Nancy M. McGee, JD, MPH; Gene Reeder, RPh, PhD; Timothy S. Regan, BPharm, RPh, CPh; J.D. Kleinke; and Steve Arnold, MD, MS, MBA, CPE analyze the results of a survey of commercial payers representing 16 national plans and 80 million covered lives to better understand payer involvement in electronic personal health records (ePHR) and e-prescribing. While respondents were enthusiastic about ePHRs and have aggressively moved to implement them, there was also disappointment in members’ low utilization of these electronic systems. The authors suggest that Americans’ concern about their health data being used inappropriately may be at the root. Ms. McGee is senior vice president and chief operating officer, Lash Group, San Bruno, CA. Dr. Reeder is director of payer market research at Xcenda. Mr. Regan is executive director, customer insights, at Xcenda. Mr. Kleinke is chief executive officer, Mount Tabor Online Services, Portland, OR. Dr. Arnold is vice president and chief medical officer, Touchstone Health Plan, Lagangeville, NY.
Debate on the Elderly and End of Life Care Under Health Reform:
In The Politics of Epidemiology, by Robert E. Henry, and End-of-Life Choices Are Necessary in Any Healthcare Reform by Gary M. Owens, MD, the authors tackle the thorny issue of how to address the elderly and end-of-life, both in healthcare reform and as a society. Mr. Henry argues that it is not a part of America’s fundamental character to adopt policies that would determine what kind of care a person gets based on age and infirmity and that the government should avoid mandating processes that might ultimately encourage terminally ill patients to die quickly and efficiently. Dr. Owens argues that meaningful conversations between physician and family members and patients about their wishes at the end of their lives are important and should be encouraged to avoid potentially aggressive treatments that the patients themselves may not want. While he agrees that a health system should support the health of citizens, it should also respect the values of those facing end-of-life decisions. Mr. Henry is editor-in-chief of American Drug and Health Benefits. Dr. Owens is president, Gary Owens Associates, Philadelphia, PA.
Dalia Buffery, MA, ABD discusses the current struggle in Congress over the role and place of biosimilars. Recent legislative skirmishes in the House Energy and Commerce Committee defeated the 5-year exclusivity period for biosimilars proposed by Chairman Henry Waxman in favor of a 12-year exclusivity period.

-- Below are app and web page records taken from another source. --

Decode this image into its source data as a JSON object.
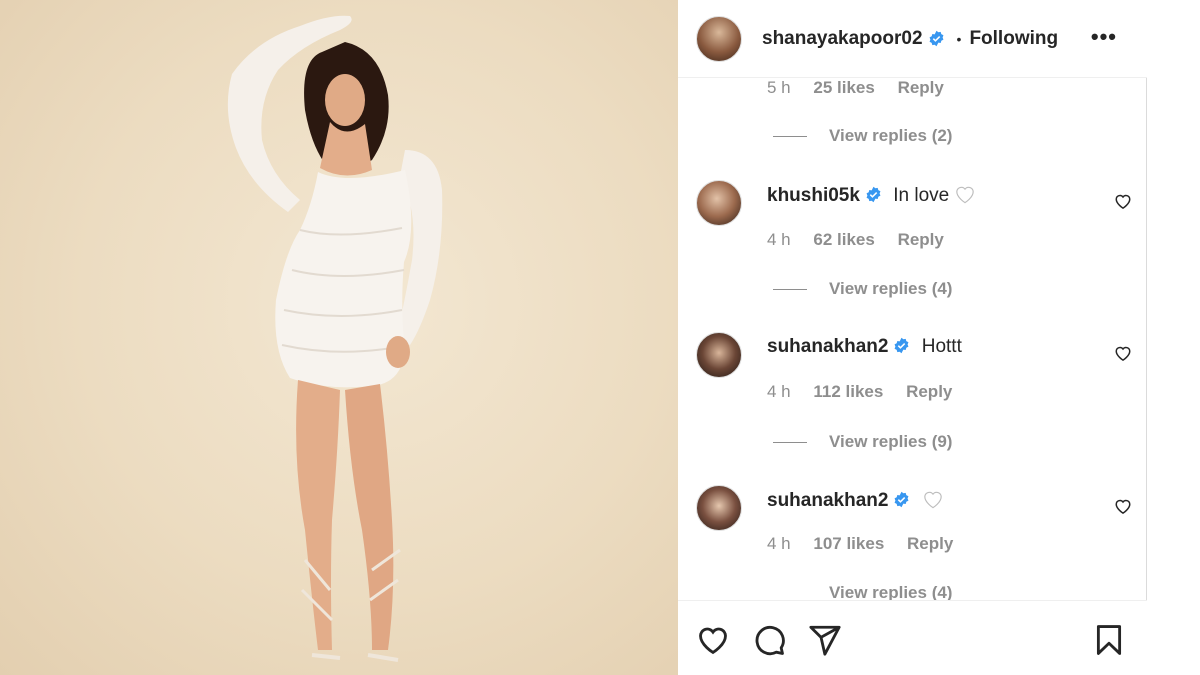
{
  "post": {
    "username": "shanayakapoor02",
    "separator": "•",
    "follow_status": "Following",
    "more_icon": "more-options-icon",
    "verified_color": "#3897f0"
  },
  "top_meta": {
    "time": "5 h",
    "likes": "25 likes",
    "reply": "Reply"
  },
  "top_view_replies": "View replies (2)",
  "comments": [
    {
      "username": "khushi05k",
      "text": "In love",
      "emoji": "white-heart",
      "time": "4 h",
      "likes": "62 likes",
      "reply": "Reply",
      "view_replies": "View replies (4)"
    },
    {
      "username": "suhanakhan2",
      "text": "Hottt",
      "emoji": "",
      "time": "4 h",
      "likes": "112 likes",
      "reply": "Reply",
      "view_replies": "View replies (9)"
    },
    {
      "username": "suhanakhan2",
      "text": "",
      "emoji": "white-heart",
      "time": "4 h",
      "likes": "107 likes",
      "reply": "Reply",
      "view_replies": "View replies (4)"
    }
  ],
  "actions": [
    "like-icon",
    "comment-icon",
    "share-icon",
    "save-icon"
  ]
}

She asserts that while generic oral drugs have saved over $734 billion in the last decade, it will be important to craft a bill on biosimilars that both encourages and rewards innovation while also reducing costs to the system in the long run. Ms. Buffery is editorial director, American Health and Drug Benefits.
Kip Piper is health policy editor of American Health & Drug Benefits